People cause 85 percent of Washington’s wildfires, and caution and common sense are the keys to preventing damage, state land managers agree. Obeying fire restrictions and not letting a campfire get out of control are among the most important steps outdoor enthusiasts can take to preserve recreation lands.
Washington Department of Natural Resources (DNR) firefighters protect more than 12 million acres of private and state-owned lands, including lands managed by WDFW and state parks. Wildfires take a steep toll on state resources, devastating public recreation lands, destroying wildlife habitat and requiring costly firefighting efforts.
The risk of a wildfire sparked by human activity goes up in prolonged dry weather or on a windy day.
Fire-danger levels and burn ban information is available at http://fortress.wa.gov/dnr/firedanger/BurnRisk.aspx.
The Fourth of July holiday brings extra risks from fireworks, even though fireworks are not allowed on state public lands.
Many state lands have additional restrictions on fire use. Campfires and other kinds of open fires are not allowed on many of the 900,000 acres of wildlife lands managed by WDFW. On WDFW lands where campfires are allowed, they usually are restricted to metal fire rings and must be kept to less than three feet in height and diameter.
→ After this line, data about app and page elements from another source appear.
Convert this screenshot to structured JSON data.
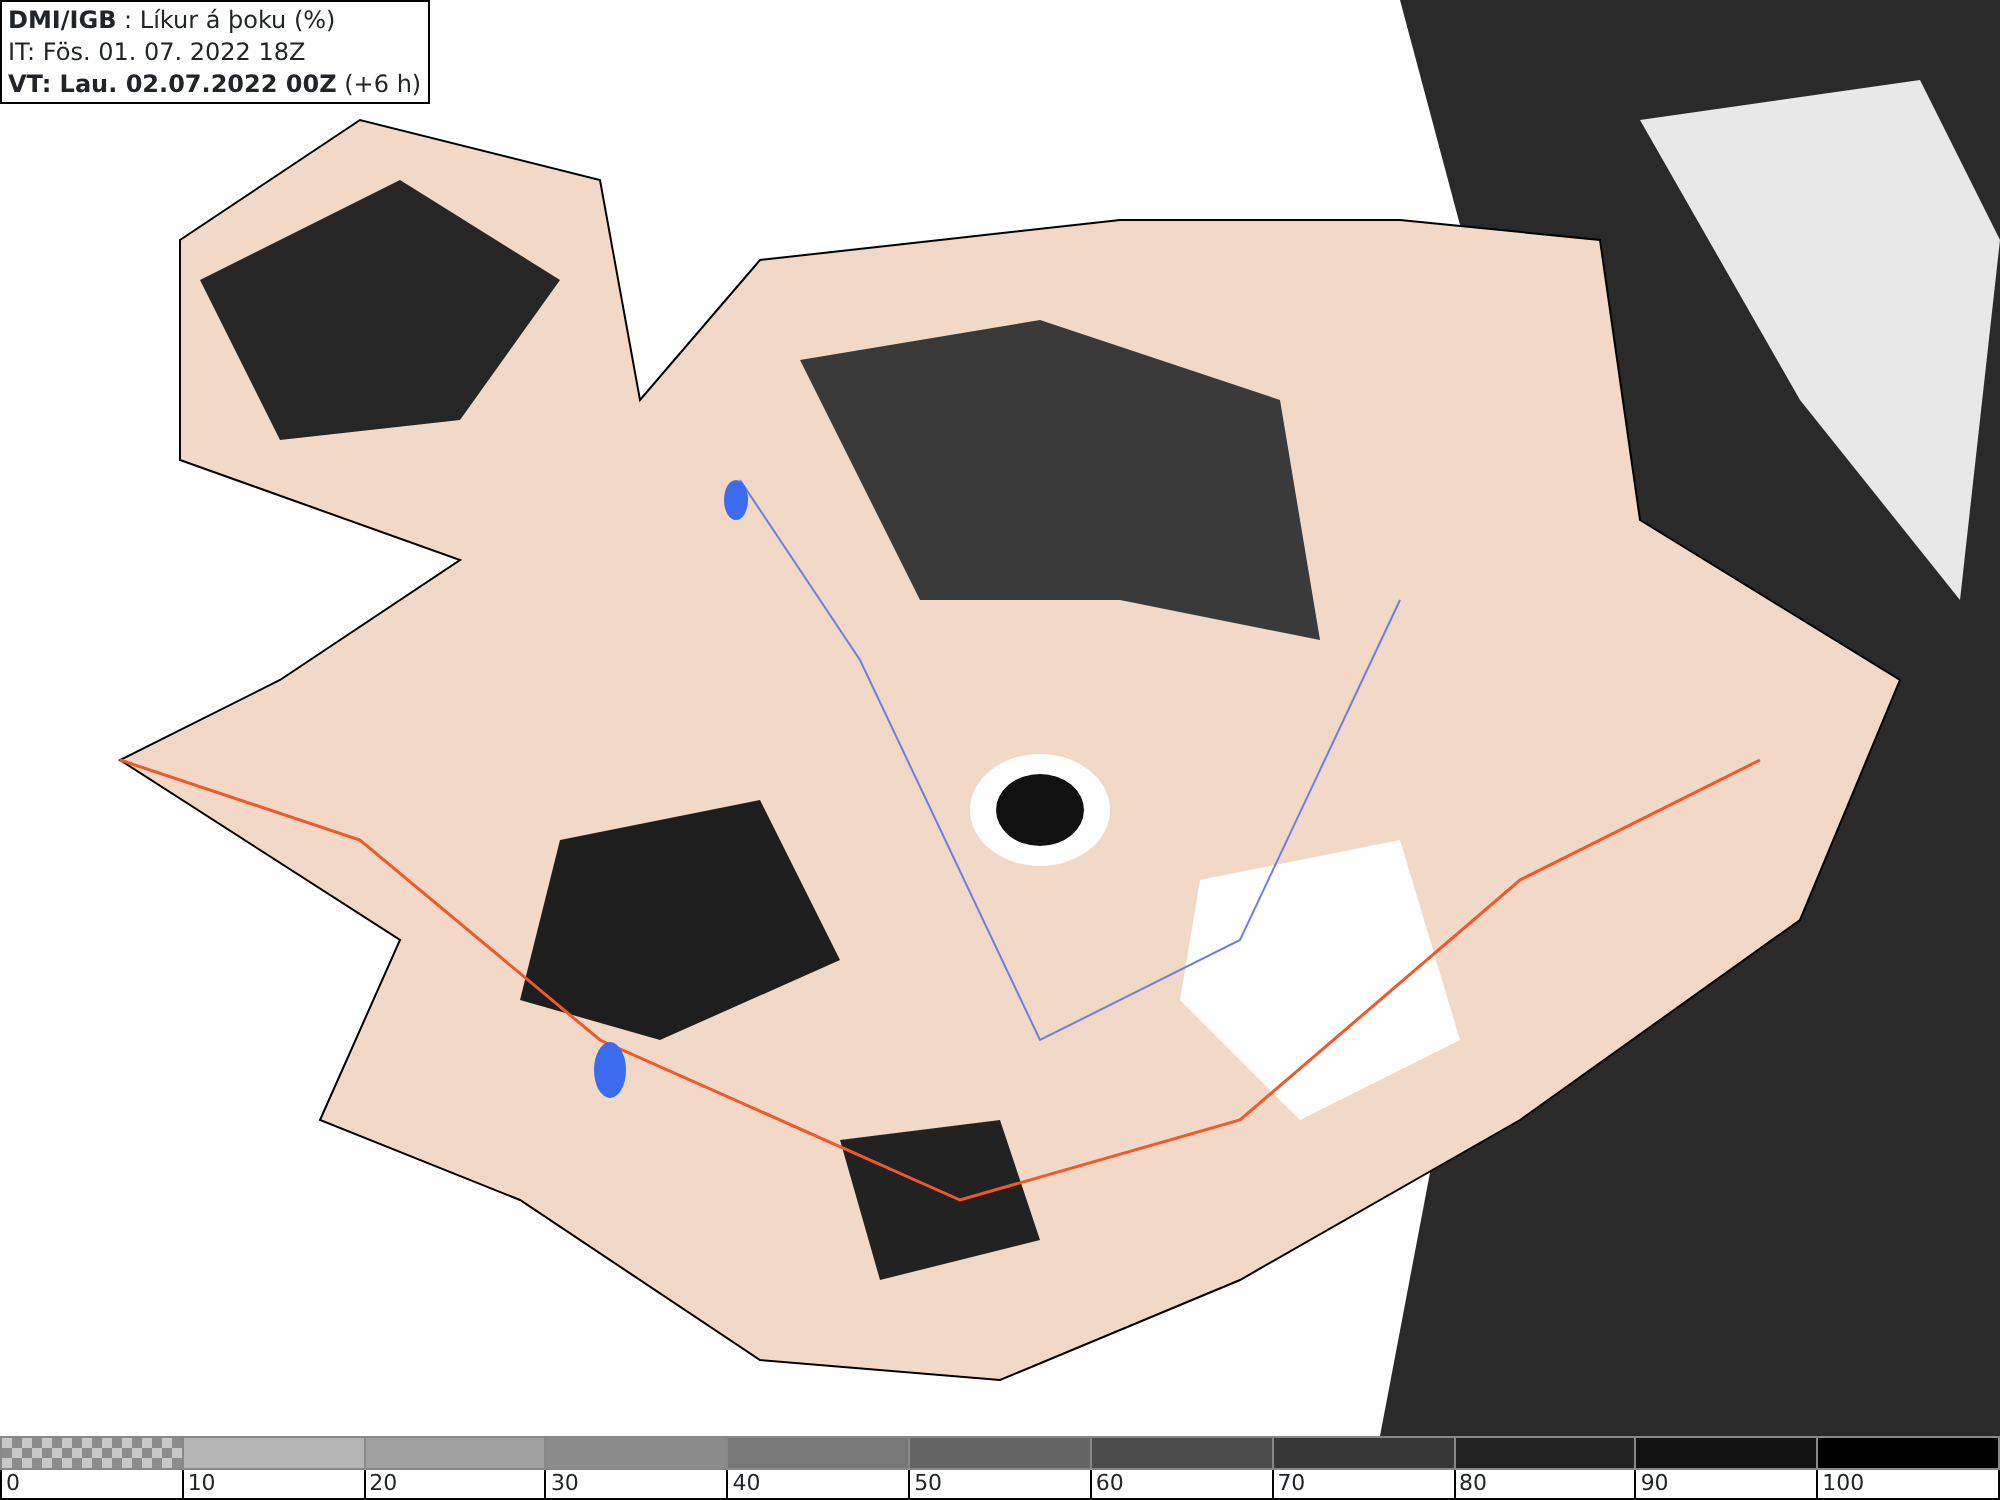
{
  "info_box": {
    "lines": [
      "**DMI/IGB** : Líkur á þoku (%)",
      "IT: Fös. 01. 07. 2022 18Z",
      "**VT: Lau. 02.07.2022 00Z** (+6 h)"
    ]
  },
  "legend": {
    "segments": [
      {
        "kind": "checker",
        "color": "#8c8c8c"
      },
      {
        "kind": "solid",
        "color": "#b4b4b4"
      },
      {
        "kind": "solid",
        "color": "#a0a0a0"
      },
      {
        "kind": "solid",
        "color": "#8c8c8c"
      },
      {
        "kind": "solid",
        "color": "#787878"
      },
      {
        "kind": "solid",
        "color": "#646464"
      },
      {
        "kind": "solid",
        "color": "#4b4b4b"
      },
      {
        "kind": "solid",
        "color": "#373737"
      },
      {
        "kind": "solid",
        "color": "#232323"
      },
      {
        "kind": "solid",
        "color": "#111111"
      },
      {
        "kind": "solid",
        "color": "#000000"
      }
    ],
    "ticks": [
      "0",
      "10",
      "20",
      "30",
      "40",
      "50",
      "60",
      "70",
      "80",
      "90",
      "100"
    ]
  }
}
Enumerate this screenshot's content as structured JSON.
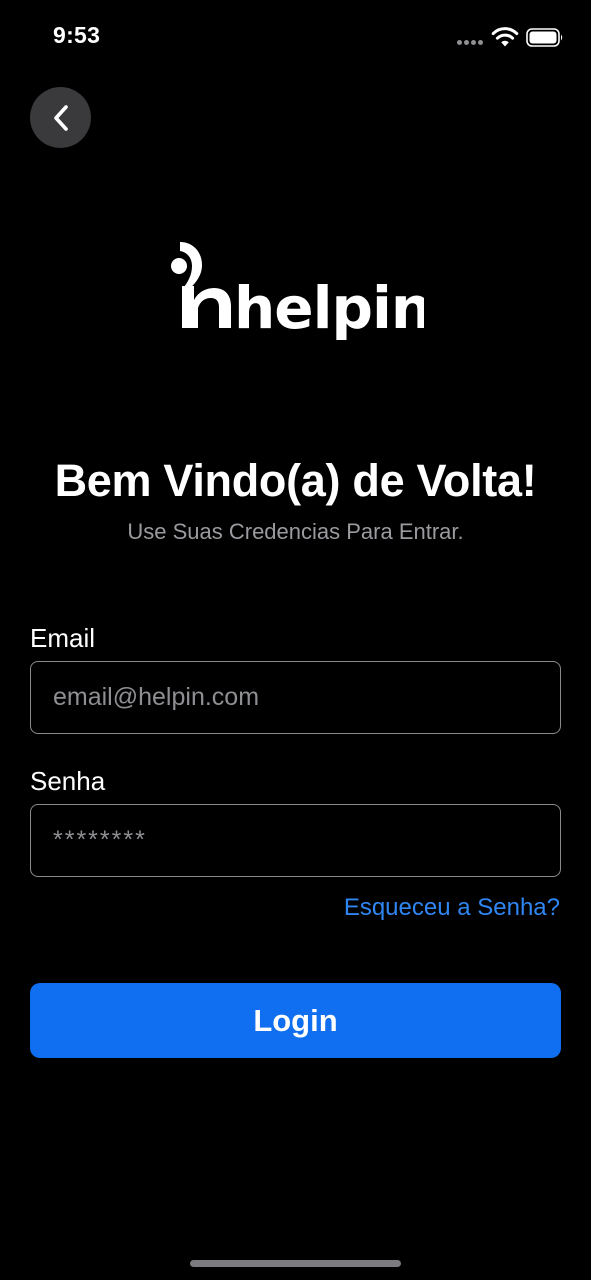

Specific rules by location can be found at http://wdfw.wa.gov/lands/public_conduct_rules.
“Even where campfires are allowed, it’s important to pay attention to weather conditions before heading out,” said Jennifer Quan, lands manager for the Washington Department of Fish and Wildlife (WDFW).
Many of Washington’s 121 state parks allow campfires, but only in metal fire rings or grills in established campgrounds or picnic areas. Campers and picnickers are reminded to be careful with barbecue grill ashes and briquettes by drowning them with water and disposing of them properly in either a campfire ring or a designated container provided in some parks.
During high fire-danger periods, bans on any open flame including campfires may be in place at specific parks. State park managers work with DNR and county fire districts to set fire restrictions at individual parks based on conditions in and around the park. These restrictions may allow only gas stoves or briquettes in conditions where there is high fire danger. Campfire information for specific parks is available by calling park offices.
Those recreating outdoors should follow these DNR campfire safety tips:
- Never start a campfire when wind is strong or local conditions are so dry that fire danger is high
- Use a screen over and around a campfire to minimize sparks flying out
- Keep fires less than three feet in height and diameter
- Keep five gallons of water and a shovel nearby
- Never leave fires unattended
- Extinguish a fire by drowning it thoroughly with water, stirring until cold, and then drowning it again
To report a wildfire or unattended campfire call 1(800) 562-6010 or 911.